Pain & Fever

*Do you have questions about the updated cardiovascular warning on non-aspirin NSAIDs packaging?

UPDATED LABEL WARNING: The U.S. Food and Drug Administration (FDA) has amended the existing cardiovascular warning on non-aspirin nonsteroidal anti-inflammatory drugs (NSAIDs), including the active ingredients ibuprofen, ketoprofen (Rx only), magnesium salicylate, and naproxen sodium to state that these medicines can increase the risk of heart attack or stroke. The risk is higher if you use more than directed or for longer than directed. The updated warning does not apply to aspirin. The change was first applied to prescription products and a similar change is now appearing on over-the-counter (OTC) NSAIDs Drug Facts labels, with the exception of aspirin.

To ensure you are safely using non-aspirin OTC NSAIDs to treat your minor pain and fever, read and follow the Drug Facts label and talk to your healthcare provider if you have any questions. Also, consumers should be aware that NSAIDs are an active ingredient in many medicines – both prescription and OTC – and ensure they aren’t inadvertently taking more than the recommended dose.

Find more information about safe use of OTC NSAIDs below.

Pain & Fever Facts

Headache, backache, muscle aches, toothache, menstrual cramps, arthritis, and aches and pains—you know when you’re in pain. Over-the-counter (OTC) pain relievers and fever reducers (also known as internal analgesics) are medicines that treat both fever and minor pain. Some pain relievers are also labeled for the treatment of migraines.

Some pain relievers are available as topical products (products applied to the skin, rather than ingested) whereas internal analgesics are pain relievers and fever reducers.

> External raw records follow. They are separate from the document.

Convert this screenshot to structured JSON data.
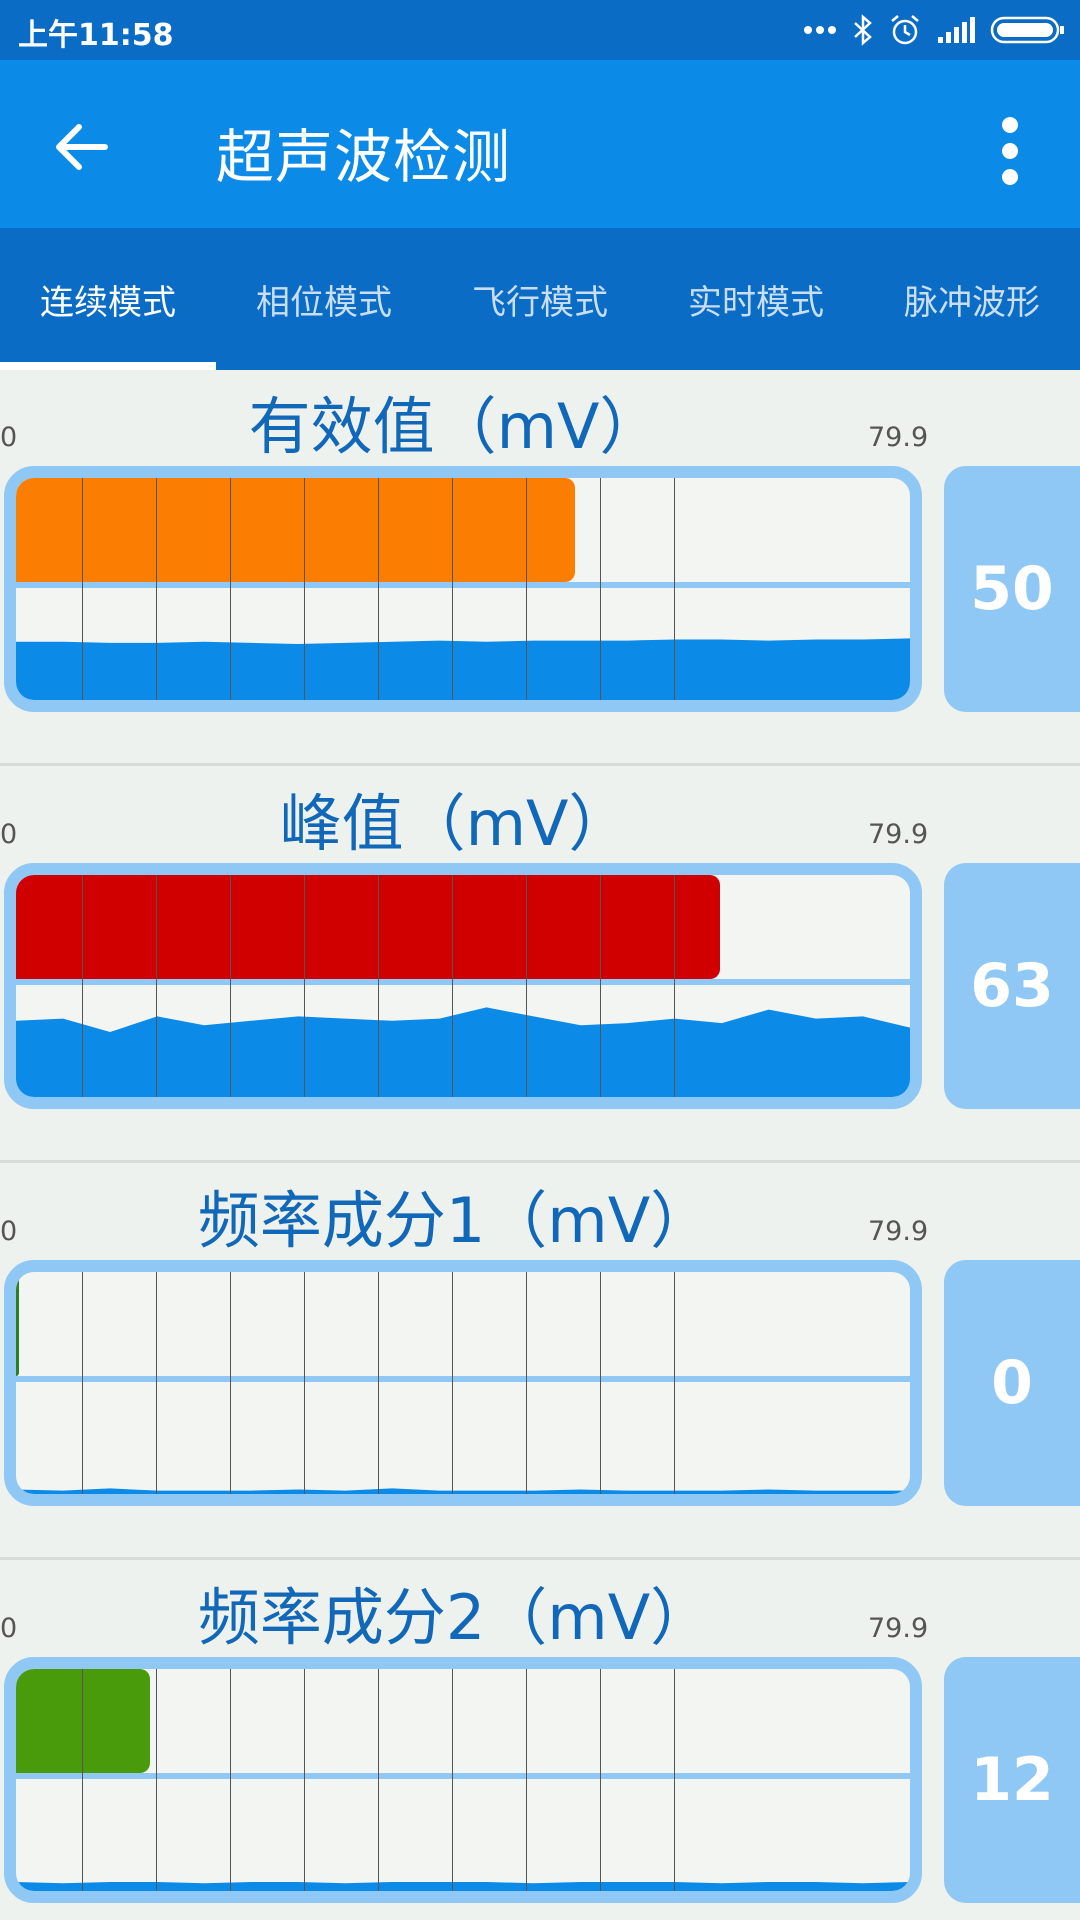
{
  "status_bar": {
    "time": "上午11:58",
    "icons": [
      "more-dots-icon",
      "bluetooth-icon",
      "alarm-icon",
      "signal-icon",
      "battery-icon"
    ]
  },
  "toolbar": {
    "title": "超声波检测",
    "back_icon": "arrow-left-icon",
    "menu_icon": "more-vertical-icon"
  },
  "tabs": [
    {
      "label": "连续模式",
      "active": true
    },
    {
      "label": "相位模式",
      "active": false
    },
    {
      "label": "飞行模式",
      "active": false
    },
    {
      "label": "实时模式",
      "active": false
    },
    {
      "label": "脉冲波形",
      "active": false
    }
  ],
  "panels": [
    {
      "title": "有效值（mV）",
      "min": "0",
      "max": "79.9",
      "value": "50",
      "level": 0.625,
      "bar_color": "#fb7d02",
      "wave": [
        0.52,
        0.52,
        0.51,
        0.51,
        0.52,
        0.51,
        0.5,
        0.51,
        0.52,
        0.53,
        0.52,
        0.53,
        0.53,
        0.53,
        0.54,
        0.54,
        0.53,
        0.54,
        0.54,
        0.55
      ]
    },
    {
      "title": "峰值（mV）",
      "min": "0",
      "max": "79.9",
      "value": "63",
      "level": 0.788,
      "bar_color": "#d10000",
      "wave": [
        0.68,
        0.7,
        0.58,
        0.72,
        0.64,
        0.68,
        0.72,
        0.7,
        0.68,
        0.7,
        0.8,
        0.72,
        0.64,
        0.66,
        0.7,
        0.66,
        0.78,
        0.7,
        0.72,
        0.62
      ]
    },
    {
      "title": "频率成分1（mV）",
      "min": "0",
      "max": "79.9",
      "value": "0",
      "level": 0.0,
      "bar_color": "#2e7d1e",
      "wave": [
        0.04,
        0.03,
        0.05,
        0.03,
        0.03,
        0.03,
        0.04,
        0.03,
        0.05,
        0.03,
        0.03,
        0.03,
        0.04,
        0.03,
        0.03,
        0.03,
        0.04,
        0.03,
        0.03,
        0.03
      ]
    },
    {
      "title": "频率成分2（mV）",
      "min": "0",
      "max": "79.9",
      "value": "12",
      "level": 0.15,
      "bar_color": "#4a9b0c",
      "wave": [
        0.08,
        0.07,
        0.08,
        0.08,
        0.07,
        0.08,
        0.08,
        0.07,
        0.08,
        0.08,
        0.08,
        0.07,
        0.08,
        0.08,
        0.08,
        0.07,
        0.08,
        0.08,
        0.07,
        0.08
      ]
    }
  ],
  "colors": {
    "wave": "#0b8ae8",
    "gauge_border": "#8fc8f4"
  }
}
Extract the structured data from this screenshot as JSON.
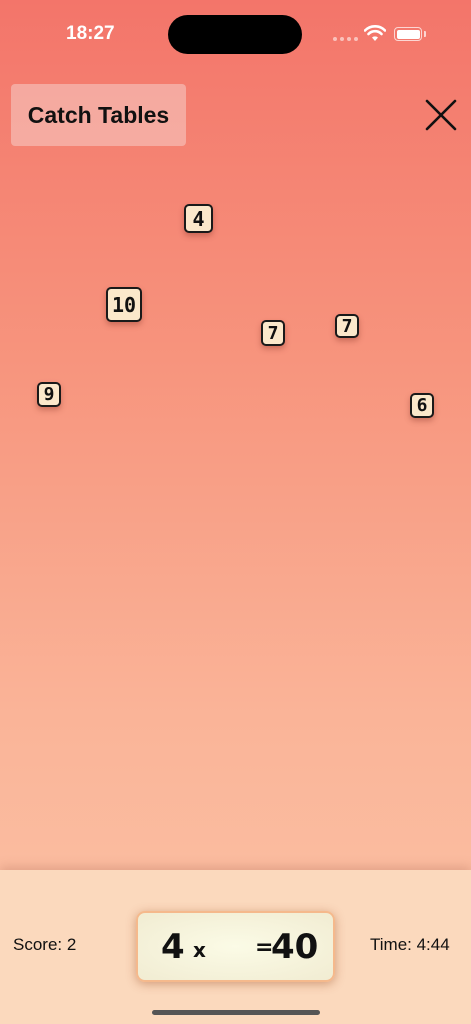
{
  "status_bar": {
    "time": "18:27",
    "icons": [
      "cellular-signal-icon",
      "wifi-icon",
      "battery-icon"
    ]
  },
  "header": {
    "title": "Catch Tables",
    "close_icon": "close-icon"
  },
  "falling_numbers": [
    "4",
    "10",
    "7",
    "7",
    "9",
    "6"
  ],
  "bottom_bar": {
    "score": "Score: 2",
    "time_remaining": "Time: 4:44",
    "equation": {
      "multiplicand": "4",
      "operator": "x",
      "equals": "=",
      "result": "40"
    }
  },
  "colors": {
    "background_top": "#f3756a",
    "background_bottom": "#fcc4a7",
    "tile_fill": "#fbe8cb",
    "bottom_bar": "#fbd9bd"
  }
}
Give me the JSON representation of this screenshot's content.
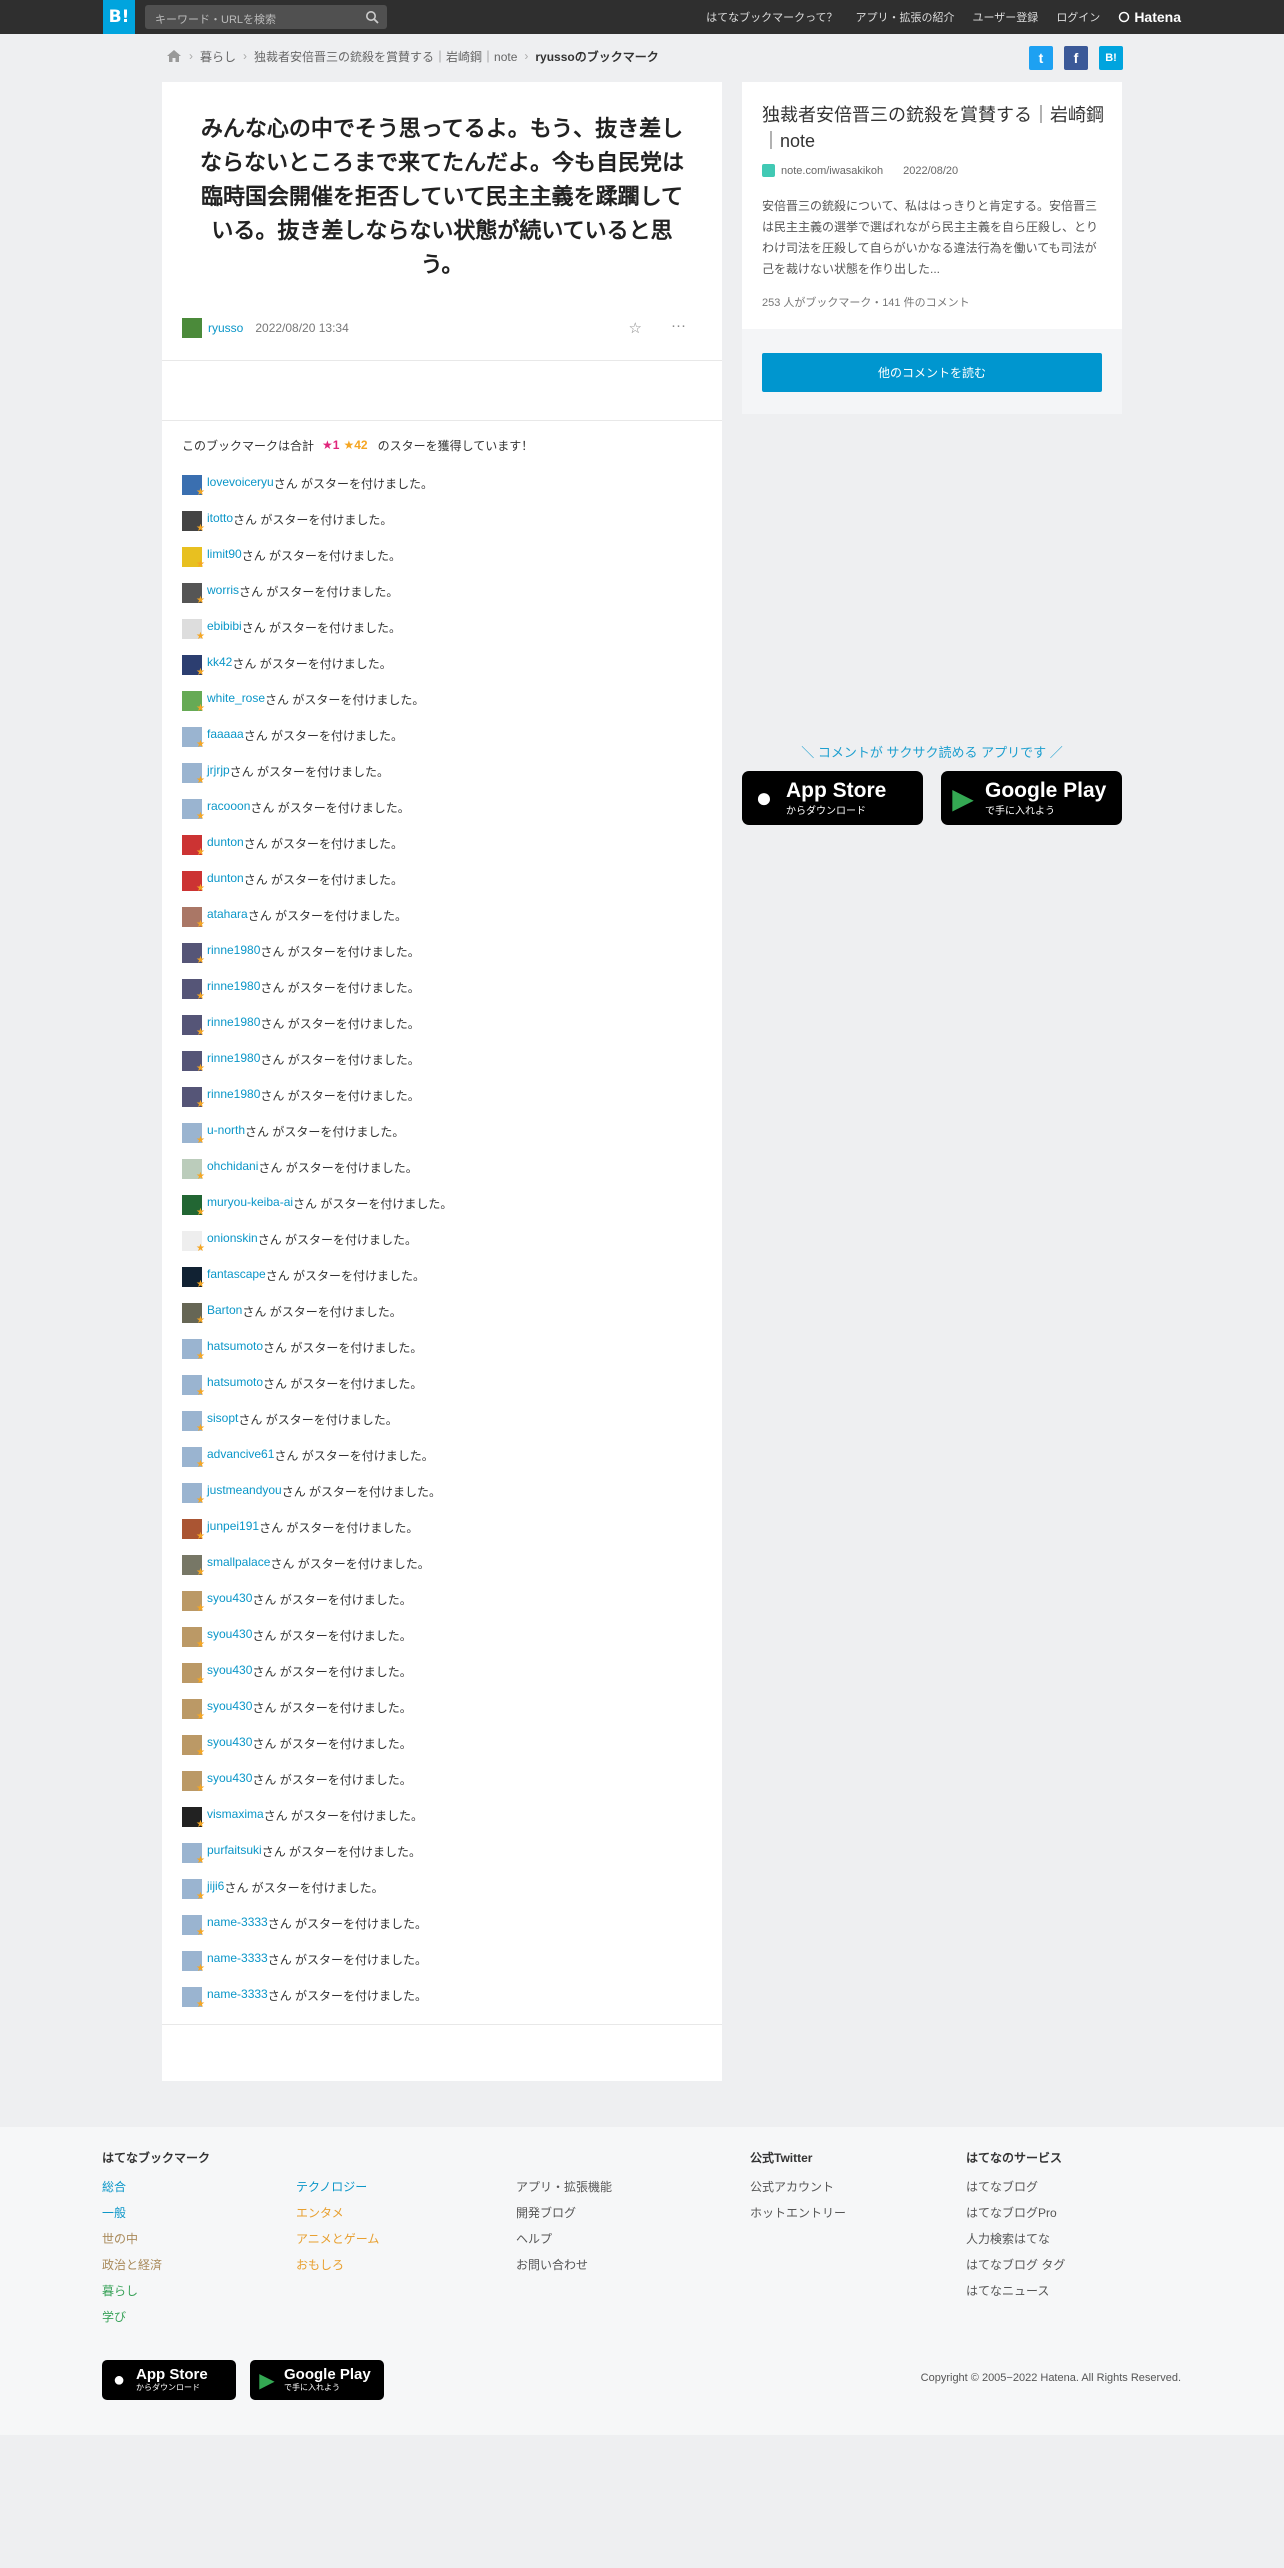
{
  "header": {
    "logo": "B!",
    "search_placeholder": "キーワード・URLを検索",
    "nav": [
      "はてなブックマークって？",
      "アプリ・拡張の紹介",
      "ユーザー登録",
      "ログイン"
    ],
    "brand": "Hatena"
  },
  "breadcrumb": {
    "items": [
      "暮らし",
      "独裁者安倍晋三の銃殺を賞賛する｜岩崎鋼｜note"
    ],
    "current": "ryussoのブックマーク"
  },
  "share": {
    "twitter": "t",
    "facebook": "f",
    "hatena": "B!"
  },
  "bookmark": {
    "comment": "みんな心の中でそう思ってるよ。もう、抜き差しならないところまで来てたんだよ。今も自民党は臨時国会開催を拒否していて民主主義を蹂躙している。抜き差しならない状態が続いていると思う。",
    "user": "ryusso",
    "datetime": "2022/08/20 13:34"
  },
  "stars": {
    "summary_pre": "このブックマークは合計",
    "pink": "★1",
    "yellow": "★42",
    "summary_post": "のスターを獲得しています！",
    "suffix": "さん がスターを付けました。",
    "users": [
      "lovevoiceryu",
      "itotto",
      "limit90",
      "worris",
      "ebibibi",
      "kk42",
      "white_rose",
      "faaaaa",
      "jrjrjp",
      "racooon",
      "dunton",
      "dunton",
      "atahara",
      "rinne1980",
      "rinne1980",
      "rinne1980",
      "rinne1980",
      "rinne1980",
      "u-north",
      "ohchidani",
      "muryou-keiba-ai",
      "onionskin",
      "fantascape",
      "Barton",
      "hatsumoto",
      "hatsumoto",
      "sisopt",
      "advancive61",
      "justmeandyou",
      "junpei191",
      "smallpalace",
      "syou430",
      "syou430",
      "syou430",
      "syou430",
      "syou430",
      "syou430",
      "vismaxima",
      "purfaitsuki",
      "jiji6",
      "name-3333",
      "name-3333",
      "name-3333"
    ]
  },
  "entry": {
    "title": "独裁者安倍晋三の銃殺を賞賛する｜岩崎鋼｜note",
    "site": "note.com/iwasakikoh",
    "date": "2022/08/20",
    "summary": "安倍晋三の銃殺について、私ははっきりと肯定する。安倍晋三は民主主義の選挙で選ばれながら民主主義を自ら圧殺し、とりわけ司法を圧殺して自らがいかなる違法行為を働いても司法が己を裁けない状態を作り出した...",
    "counts": "253 人がブックマーク・141 件のコメント",
    "other_button": "他のコメントを読む"
  },
  "promo": {
    "text": "＼ コメントが サクサク読める アプリです ／",
    "appstore_big": "App Store",
    "appstore_small": "からダウンロード",
    "googleplay_big": "Google Play",
    "googleplay_small": "で手に入れよう"
  },
  "footer": {
    "col1": {
      "heading": "はてなブックマーク",
      "links": [
        "総合",
        "一般",
        "世の中",
        "政治と経済",
        "暮らし",
        "学び"
      ]
    },
    "col2": {
      "links": [
        "テクノロジー",
        "エンタメ",
        "アニメとゲーム",
        "おもしろ"
      ]
    },
    "col3": {
      "links": [
        "アプリ・拡張機能",
        "開発ブログ",
        "ヘルプ",
        "お問い合わせ"
      ]
    },
    "col4": {
      "heading": "公式Twitter",
      "links": [
        "公式アカウント",
        "ホットエントリー"
      ]
    },
    "col5": {
      "heading": "はてなのサービス",
      "links": [
        "はてなブログ",
        "はてなブログPro",
        "人力検索はてな",
        "はてなブログ タグ",
        "はてなニュース"
      ]
    },
    "copyright": "Copyright © 2005−2022 Hatena. All Rights Reserved."
  },
  "colors": {
    "accent": "#00a4de",
    "link": "#0a96c8",
    "star_yellow": "#f5a623",
    "star_pink": "#e0257b"
  }
}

  • External analgesics are topical pain relievers and are not intended to reduce fever. These medicines are for external use only and are applied directly to the outer surface of the body in lotions, sprays, and other forms, rather than ingested.
  • Internal analgesics are intended for internal use and are either taken by mouth in the form of pills and liquids or inserted into the rectum in suppository form.

Before choosing an OTC analgesic medicine, you should first consider the type of symptoms you have and then determine the best course of treatment.

Pain & Fever Treatments

There are two basic types of OTC medicines that work as pain relievers or fever reducers:

Pain-reliever and fever-reducer active ingredients may also be found in medicines that treat multiple symptoms of the common cold, sleeplessness, or symptoms related to menstruation.


  • Always read the Drug Facts label carefully. The label tells you everything you need to know about the medicine, including the ingredients, what you are supposed to use it for, how much you should take, and when you should not take the product.
  • Do not take an NSAID for longer than what the label instructs unless you are under the supervision of a healthcare provider.
  • Talk to a healthcare provider before using more than one pain reliever/fever reducer at the same time.
  • Stop use and contact your healthcare provider if your fever gets worse or lasts more than three days, or if your pain gets worse or lasts more than 10 days.
  • If you have signs of stomach bleeding, such as feeling faint, vomiting blood, bloody or black stools, or stomach pain that does not get better, contact your healthcare provider.
  • If a severe allergic reaction occurs and you experience symptoms such as hives, facial swelling, asthma (wheezing), shock, skin reddening, rash, or blisters, immediately seek medical attention.
  • Do not take more medicine or for a longer period of time than what the label recommends unless you are under the supervision of a healthcare provider.
  • Ask a healthcare provider before use if you have high blood pressure, heart disease, liver cirrhosis, or kidney disease.
  • If you are pregnant or breastfeeding, talk to a healthcare provider before using an NSAID.
  • If you are a woman in the last three months of pregnancy, do not use an NSAID unless you are specifically told to do so by a doctor.
  • If you take low-dose aspirin for protection against heart attack and stroke, be aware that some NSAIDs, including ibuprofen and naproxen sodium, may interfere.

Not all products marketed under a brand contain the same ingredients. Please read the Drug Facts label carefully for active ingredient information. If you have questions about any of the medicines you are taking or if you have any unexpected side effects, talk to a healthcare provider. Keep all medicines up and away and out of sight of children.

To learn more about using, storing, and disposing of pain medicines safely, watch these short films by the Alliance for Aging research: